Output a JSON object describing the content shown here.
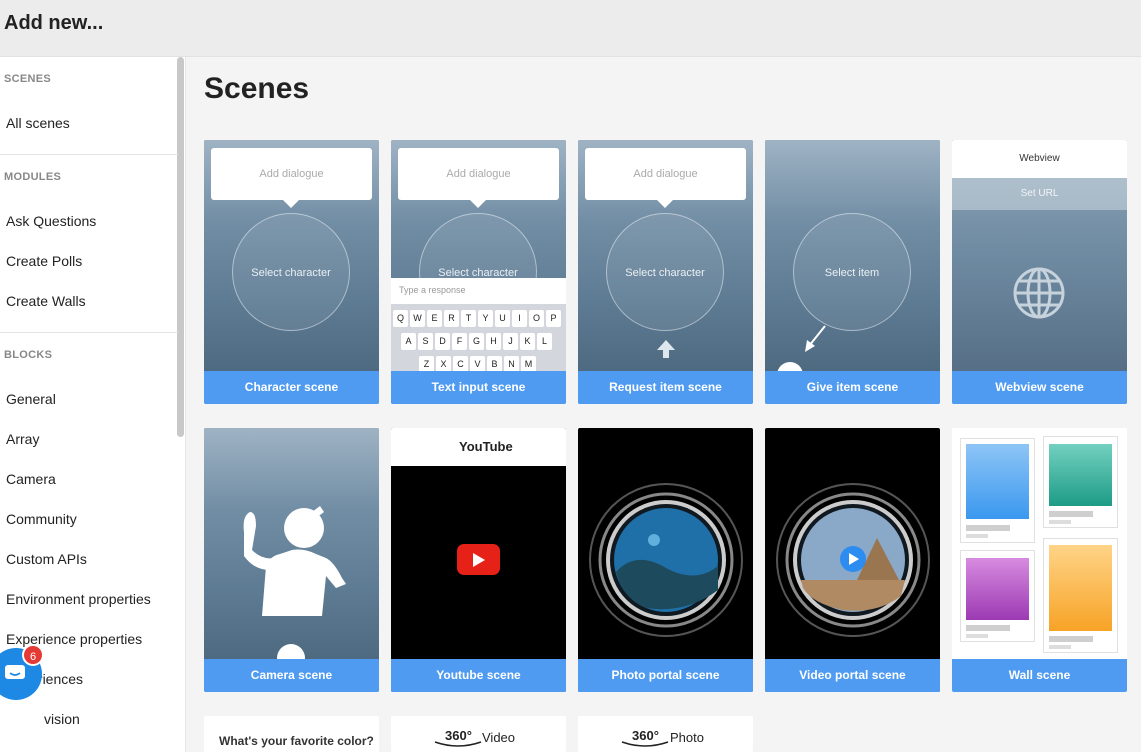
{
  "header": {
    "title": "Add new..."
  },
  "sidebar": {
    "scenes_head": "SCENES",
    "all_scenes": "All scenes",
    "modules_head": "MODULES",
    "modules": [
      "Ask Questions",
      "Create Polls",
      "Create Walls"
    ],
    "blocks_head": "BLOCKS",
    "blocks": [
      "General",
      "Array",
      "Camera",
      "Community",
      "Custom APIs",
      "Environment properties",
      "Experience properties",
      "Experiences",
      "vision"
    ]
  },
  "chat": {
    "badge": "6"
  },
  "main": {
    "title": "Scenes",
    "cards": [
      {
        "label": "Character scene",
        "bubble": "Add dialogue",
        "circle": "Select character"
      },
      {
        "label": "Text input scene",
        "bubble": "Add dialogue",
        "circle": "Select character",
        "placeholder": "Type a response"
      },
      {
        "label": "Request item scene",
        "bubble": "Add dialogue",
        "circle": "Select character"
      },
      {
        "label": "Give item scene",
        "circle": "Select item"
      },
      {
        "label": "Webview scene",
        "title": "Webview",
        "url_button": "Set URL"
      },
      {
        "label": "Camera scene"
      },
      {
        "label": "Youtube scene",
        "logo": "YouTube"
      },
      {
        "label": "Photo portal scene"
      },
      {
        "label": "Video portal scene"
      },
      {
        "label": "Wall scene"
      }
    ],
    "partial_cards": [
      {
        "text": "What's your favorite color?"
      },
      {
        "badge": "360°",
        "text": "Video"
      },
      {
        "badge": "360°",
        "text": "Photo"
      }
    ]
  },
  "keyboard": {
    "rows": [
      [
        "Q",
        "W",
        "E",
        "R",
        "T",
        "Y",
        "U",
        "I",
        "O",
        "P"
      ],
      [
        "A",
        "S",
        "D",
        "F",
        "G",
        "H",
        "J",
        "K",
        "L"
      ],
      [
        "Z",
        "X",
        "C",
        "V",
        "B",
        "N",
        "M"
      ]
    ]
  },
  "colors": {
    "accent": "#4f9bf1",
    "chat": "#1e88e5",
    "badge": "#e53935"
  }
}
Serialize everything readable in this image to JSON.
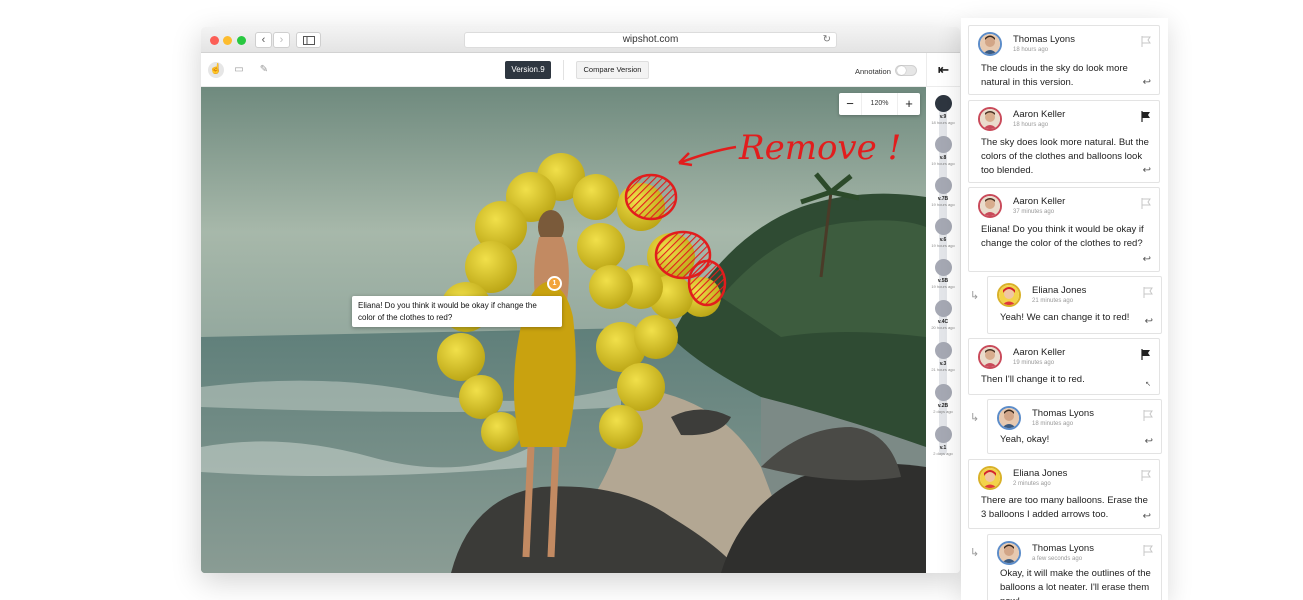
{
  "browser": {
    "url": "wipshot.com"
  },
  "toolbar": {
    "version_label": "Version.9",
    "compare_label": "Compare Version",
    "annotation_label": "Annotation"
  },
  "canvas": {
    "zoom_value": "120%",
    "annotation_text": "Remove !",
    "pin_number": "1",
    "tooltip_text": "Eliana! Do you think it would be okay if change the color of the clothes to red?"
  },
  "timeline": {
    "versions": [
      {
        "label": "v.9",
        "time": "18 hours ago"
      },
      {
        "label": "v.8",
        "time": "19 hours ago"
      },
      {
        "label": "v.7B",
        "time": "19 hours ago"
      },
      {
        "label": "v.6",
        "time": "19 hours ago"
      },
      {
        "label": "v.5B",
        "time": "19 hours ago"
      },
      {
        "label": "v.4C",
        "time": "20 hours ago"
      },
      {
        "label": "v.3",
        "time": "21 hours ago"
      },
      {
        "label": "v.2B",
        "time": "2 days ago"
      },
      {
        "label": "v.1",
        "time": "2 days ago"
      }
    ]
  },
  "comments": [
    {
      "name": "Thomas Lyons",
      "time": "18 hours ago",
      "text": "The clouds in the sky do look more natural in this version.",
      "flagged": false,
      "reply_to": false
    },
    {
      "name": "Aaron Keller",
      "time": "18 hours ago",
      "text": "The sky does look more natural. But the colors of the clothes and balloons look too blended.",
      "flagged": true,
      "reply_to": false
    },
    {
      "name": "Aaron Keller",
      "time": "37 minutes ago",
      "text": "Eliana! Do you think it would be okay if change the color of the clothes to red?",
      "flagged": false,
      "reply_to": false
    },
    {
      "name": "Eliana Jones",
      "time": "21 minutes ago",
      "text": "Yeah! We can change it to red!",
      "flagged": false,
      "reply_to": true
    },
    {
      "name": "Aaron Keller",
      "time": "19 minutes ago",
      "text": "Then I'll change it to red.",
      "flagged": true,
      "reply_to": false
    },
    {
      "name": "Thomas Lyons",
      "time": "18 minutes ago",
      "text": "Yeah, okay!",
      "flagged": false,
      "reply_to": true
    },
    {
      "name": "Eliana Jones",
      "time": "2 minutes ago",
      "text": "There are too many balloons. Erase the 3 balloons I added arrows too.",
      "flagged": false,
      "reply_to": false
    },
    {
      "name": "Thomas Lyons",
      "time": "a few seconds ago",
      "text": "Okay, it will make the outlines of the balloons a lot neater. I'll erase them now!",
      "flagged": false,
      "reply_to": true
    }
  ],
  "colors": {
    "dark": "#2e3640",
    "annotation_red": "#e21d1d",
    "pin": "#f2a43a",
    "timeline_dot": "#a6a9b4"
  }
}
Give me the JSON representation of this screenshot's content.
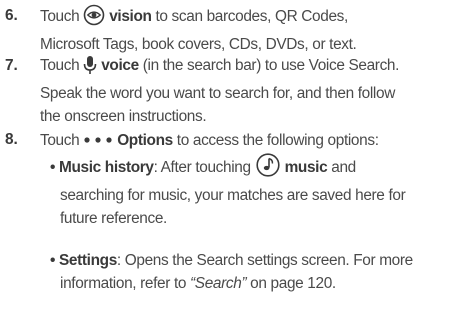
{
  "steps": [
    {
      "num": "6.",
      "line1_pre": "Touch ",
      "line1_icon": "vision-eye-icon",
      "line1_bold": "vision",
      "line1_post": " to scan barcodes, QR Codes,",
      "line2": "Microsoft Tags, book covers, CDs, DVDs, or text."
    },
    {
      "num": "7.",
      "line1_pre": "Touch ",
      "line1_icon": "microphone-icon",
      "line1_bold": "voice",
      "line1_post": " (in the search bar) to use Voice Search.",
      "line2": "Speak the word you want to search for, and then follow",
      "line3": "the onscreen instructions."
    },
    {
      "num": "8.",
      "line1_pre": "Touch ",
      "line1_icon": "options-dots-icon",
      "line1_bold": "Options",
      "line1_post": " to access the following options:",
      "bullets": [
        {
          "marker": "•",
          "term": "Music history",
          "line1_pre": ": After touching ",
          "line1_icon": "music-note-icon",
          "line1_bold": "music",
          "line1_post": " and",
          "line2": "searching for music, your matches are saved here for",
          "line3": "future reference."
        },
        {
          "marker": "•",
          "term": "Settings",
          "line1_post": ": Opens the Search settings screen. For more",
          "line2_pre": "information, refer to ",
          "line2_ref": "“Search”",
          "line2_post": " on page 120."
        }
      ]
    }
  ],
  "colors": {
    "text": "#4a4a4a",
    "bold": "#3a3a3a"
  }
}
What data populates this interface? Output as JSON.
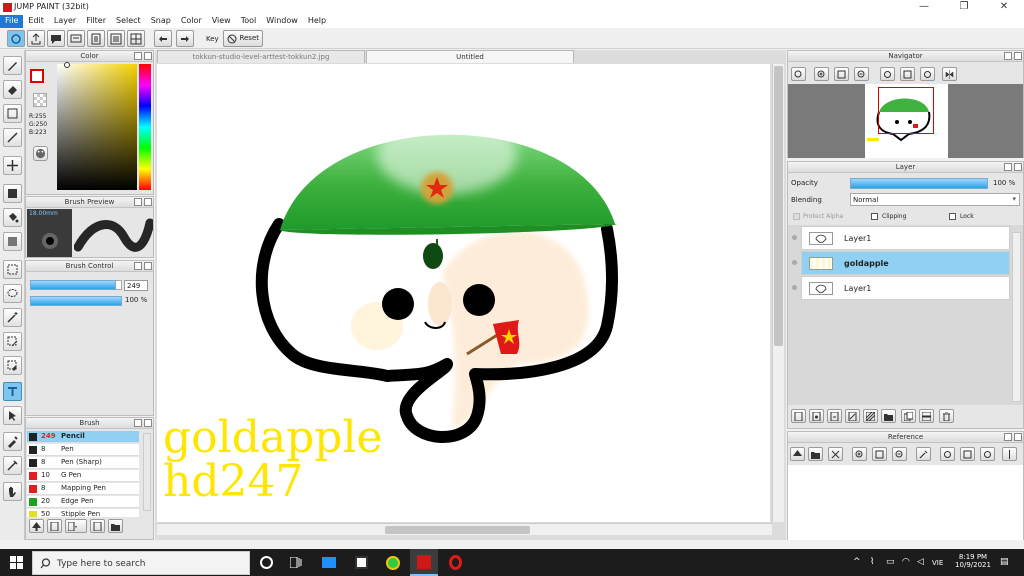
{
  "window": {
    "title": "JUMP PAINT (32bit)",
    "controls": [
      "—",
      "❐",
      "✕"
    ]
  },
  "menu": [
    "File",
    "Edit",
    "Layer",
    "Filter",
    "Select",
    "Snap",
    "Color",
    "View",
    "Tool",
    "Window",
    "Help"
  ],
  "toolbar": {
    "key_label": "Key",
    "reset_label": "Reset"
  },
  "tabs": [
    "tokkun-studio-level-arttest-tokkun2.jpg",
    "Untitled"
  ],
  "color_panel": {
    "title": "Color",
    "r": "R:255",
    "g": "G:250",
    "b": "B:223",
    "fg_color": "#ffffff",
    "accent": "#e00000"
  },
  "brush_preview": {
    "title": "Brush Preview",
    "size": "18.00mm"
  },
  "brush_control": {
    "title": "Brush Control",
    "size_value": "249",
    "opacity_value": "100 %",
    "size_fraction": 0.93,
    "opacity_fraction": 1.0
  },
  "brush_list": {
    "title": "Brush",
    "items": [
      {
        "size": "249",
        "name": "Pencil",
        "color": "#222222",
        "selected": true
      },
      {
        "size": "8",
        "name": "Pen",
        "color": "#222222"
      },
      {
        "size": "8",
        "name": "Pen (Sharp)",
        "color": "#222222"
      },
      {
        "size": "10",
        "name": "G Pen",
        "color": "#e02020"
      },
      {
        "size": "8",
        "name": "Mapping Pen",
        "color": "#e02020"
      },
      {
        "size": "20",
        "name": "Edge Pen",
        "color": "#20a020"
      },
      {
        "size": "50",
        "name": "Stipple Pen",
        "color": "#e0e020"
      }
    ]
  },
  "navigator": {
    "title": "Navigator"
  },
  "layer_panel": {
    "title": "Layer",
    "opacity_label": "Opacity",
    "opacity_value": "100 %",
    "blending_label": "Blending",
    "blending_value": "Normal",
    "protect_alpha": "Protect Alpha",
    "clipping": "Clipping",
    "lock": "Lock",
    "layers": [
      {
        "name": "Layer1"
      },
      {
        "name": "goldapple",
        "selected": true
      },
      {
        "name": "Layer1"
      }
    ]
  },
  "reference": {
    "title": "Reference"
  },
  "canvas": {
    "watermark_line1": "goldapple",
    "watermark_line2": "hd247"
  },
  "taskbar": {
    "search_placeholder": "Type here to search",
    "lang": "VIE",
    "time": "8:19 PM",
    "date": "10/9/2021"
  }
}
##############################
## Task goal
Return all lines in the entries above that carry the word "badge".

## Solution to the problem
    "badge": "6"
        "badge": "360°",
        "badge": "360°",
    "badge": "#e53935"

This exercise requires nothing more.